Mills Calls for Higher Standards for N.Y. Students, Schools
Less than two months into his new job, New York State Commissioner of Education Richard P. Mills has rolled out two high-profile initiatives that aim to raise standards for the state's 2.7 million students and its worst schools.
Mr. Mills warned 14 failing New York City schools last month that they would have to improve student performance by the end of the year or be closed. The move is the first step in his plan to put as many as 500 poor-performing schools on a state watch list as a signal to shape up or be shut down.
At a meeting of the state board of regents earlier this month, Mr. Mills also proposed raising the state's graduation standards.
New York high school students now move toward graduation on one of two tracks and receive one of two diplomas offered by the state. Mr. Mills' proposal would require virtually all students to follow the more rigorous course of instruction and take the more difficult series of graduation tests, the Regents High School Examinations, that lead to a regents' diploma.
Only 38 percent of the state's graduates earn regents' diplomas.
"The public should know that we are asking most New York students to march to a much slower drum," Mr. Mills told the regents in a report on his plan.
Targeting Status Quo
Mr. Mills, who previously was the state schools chief in Vermont, said in an interview last week that he has focused his energies on the two initiatives since taking office in September because they offer a chance to demonstrate that he will move quickly on school problems in New York.
Longer-term strategies are also needed, he said. "But you can't go to the public and say, `There are serious problems here, and I'll be talking about them by the by."'
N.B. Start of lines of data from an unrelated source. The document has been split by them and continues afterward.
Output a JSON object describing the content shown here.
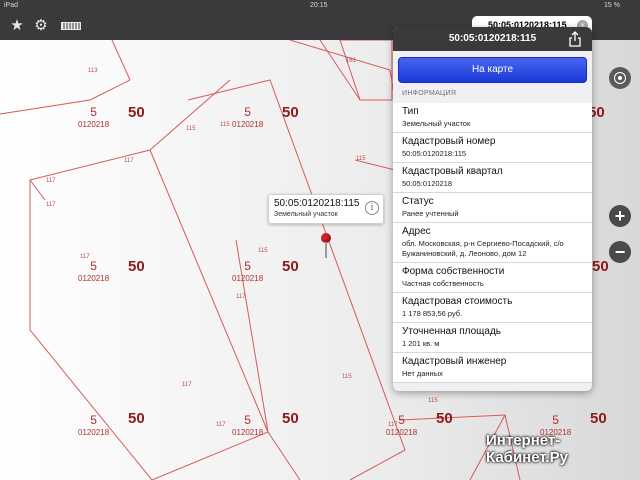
{
  "status": {
    "carrier": "iPad",
    "time": "20:15",
    "battery": "15 %"
  },
  "search": {
    "value": "50:05:0120218:115"
  },
  "map": {
    "plots": [
      {
        "n": "5",
        "q": "0120218"
      },
      {
        "n": "5",
        "q": "0120218"
      },
      {
        "n": "5",
        "q": "0120218"
      },
      {
        "n": "5",
        "q": "0120218"
      },
      {
        "n": "5",
        "q": "0120218"
      },
      {
        "n": "5",
        "q": "0120218"
      },
      {
        "n": "5",
        "q": "0120218"
      },
      {
        "n": "5",
        "q": "0120218"
      }
    ],
    "big": [
      "50",
      "50",
      "50",
      "50",
      "50",
      "50",
      "50",
      "50",
      "50",
      "50"
    ],
    "small": [
      "113",
      "115",
      "115",
      "117",
      "117",
      "117",
      "117",
      "115",
      "117",
      "117",
      "115",
      "117",
      "117",
      "115",
      "161",
      "115"
    ],
    "callout": {
      "title": "50:05:0120218:115",
      "subtitle": "Земельный участок"
    }
  },
  "panel": {
    "title": "50:05:0120218:115",
    "on_map": "На карте",
    "section": "ИНФОРМАЦИЯ",
    "rows": [
      {
        "title": "Тип",
        "value": "Земельный участок"
      },
      {
        "title": "Кадастровый номер",
        "value": "50:05:0120218:115"
      },
      {
        "title": "Кадастровый квартал",
        "value": "50:05:0120218"
      },
      {
        "title": "Статус",
        "value": "Ранее учтенный"
      },
      {
        "title": "Адрес",
        "value": "обл. Московская, р-н Сергиево-Посадский, с/о Бужаниновский, д. Леоново, дом 12"
      },
      {
        "title": "Форма собственности",
        "value": "Частная собственность"
      },
      {
        "title": "Кадастровая стоимость",
        "value": "1 178 853,56 руб."
      },
      {
        "title": "Уточненная площадь",
        "value": "1 201 кв. м"
      },
      {
        "title": "Кадастровый инженер",
        "value": "Нет данных"
      }
    ]
  },
  "watermark": {
    "line1": "Интернет-",
    "line2": "Кабинет.Ру"
  }
}
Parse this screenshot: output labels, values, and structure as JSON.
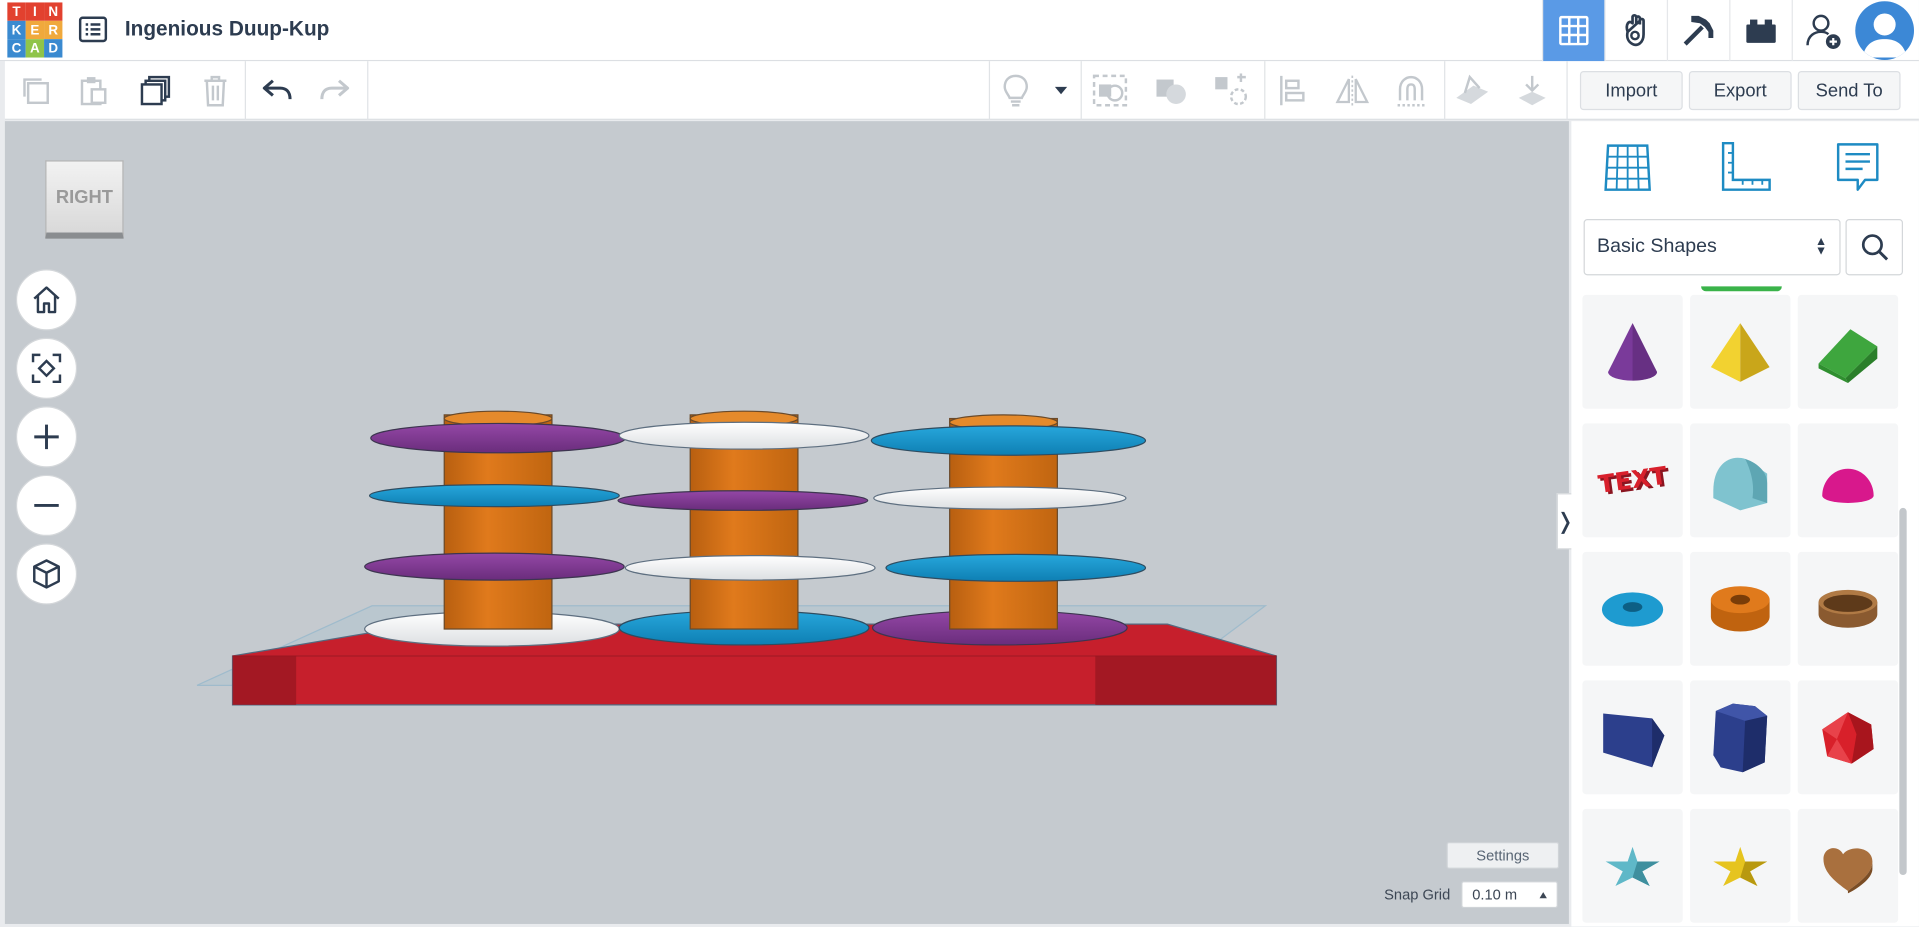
{
  "app": {
    "logo_letters": [
      "T",
      "I",
      "N",
      "K",
      "E",
      "R",
      "C",
      "A",
      "D"
    ],
    "logo_colors": [
      "#e2412f",
      "#e2412f",
      "#e2412f",
      "#3a8ad0",
      "#f0a93c",
      "#f0a93c",
      "#3a8ad0",
      "#8fc449",
      "#3a8ad0"
    ],
    "title": "Ingenious Duup-Kup"
  },
  "header": {
    "buttons": [
      {
        "name": "3d-design-view-button",
        "icon": "grid-icon",
        "active": true
      },
      {
        "name": "circuits-view-button",
        "icon": "hand-icon",
        "active": false
      },
      {
        "name": "minecraft-view-button",
        "icon": "pickaxe-icon",
        "active": false
      },
      {
        "name": "bricks-view-button",
        "icon": "brick-icon",
        "active": false
      },
      {
        "name": "invite-user-button",
        "icon": "add-user-icon",
        "active": false
      }
    ]
  },
  "toolbar": {
    "import_label": "Import",
    "export_label": "Export",
    "send_to_label": "Send To"
  },
  "viewport": {
    "viewcube_label": "RIGHT",
    "settings_label": "Settings",
    "snap_grid_label": "Snap Grid",
    "snap_grid_value": "0.10 m"
  },
  "panel": {
    "category_selected": "Basic Shapes",
    "shapes": [
      {
        "name": "cone",
        "color": "#7a3a9a"
      },
      {
        "name": "pyramid",
        "color": "#e6c41f"
      },
      {
        "name": "roof",
        "color": "#3ea63e"
      },
      {
        "name": "text",
        "color": "#c8202c"
      },
      {
        "name": "half-cylinder",
        "color": "#7fc3cf"
      },
      {
        "name": "half-sphere",
        "color": "#d8188c"
      },
      {
        "name": "torus",
        "color": "#1e9bd0"
      },
      {
        "name": "tube",
        "color": "#e07a1c"
      },
      {
        "name": "ring",
        "color": "#a9703e"
      },
      {
        "name": "wedge-polygon",
        "color": "#2c3f8c"
      },
      {
        "name": "hexagonal-prism",
        "color": "#2c3f8c"
      },
      {
        "name": "icosahedron",
        "color": "#d8202a"
      },
      {
        "name": "star",
        "color": "#5fb8c8"
      },
      {
        "name": "star-gold",
        "color": "#e6c41f"
      },
      {
        "name": "heart",
        "color": "#a9703e"
      }
    ]
  },
  "colors": {
    "accent": "#5a9ae6",
    "viewport_bg": "#c5cacf"
  }
}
First-blush reaction from education groups, the board of regents, and other state leaders to Mr. Mills' plans was positive.
"Commissioner Mills has taken a bold step in the right direction," Antonia Cortese, the first vice president of the New York State United Teachers, said of the proposed graduation standards.
The board must approve both changes and is expected to take them up in the next few months.
The move to shut down the 14 New York City schools, however, can go forward without the regents' approval. Rudy Crew, the new chancellor of the city schools, has backed Mr. Mills on the plan and requested corrective-action plans from the schools' leaders. (See related story, .)
The schools are part of the state education department's list of almost 100 poor-performing schools and have been warned since 1989 that they might be closed. Another 400 schools would join that list and face the threat of closure under Mr. Mills' proposal to change the factors that put a school under department scrutiny.
No school from the list has ever been closed, however.
"Each year, we'd say, `Improve or else,"' said Shelia Evans-Tranumn, an associate commissioner of education for the state. "But the `or else' never came."
If a school were closed under the plan, its local board would decide whether to assign students to another school or hire a new staff and use the same building.
Will `Tough Love' Work?
Some observers questioned whether such a shake-up could produce a turnaround in New York City schools beset by budget cuts.
"We don't have any problems with the plan," said Ron Davis, a spokesman for the United Federation of Teachers, the local union. "But if you want to improve schools and raise student performance, you have to put in more money."
Money will also be key to Mr. Mills' plans to not only expand the number of students taking the regents' exams, but also to revamp them. The state education agency was hit by budget cuts last year and could be due for more next year. But by eliminating all the state's tests except the regents' exams, Mr. Mills hopes to free up the funds to introduce aspects of performance-based testing to the multiple-choice tests.
In his post in Vermont, Mr. Mills was responsible for that state's pioneering program of performance-based student assessments.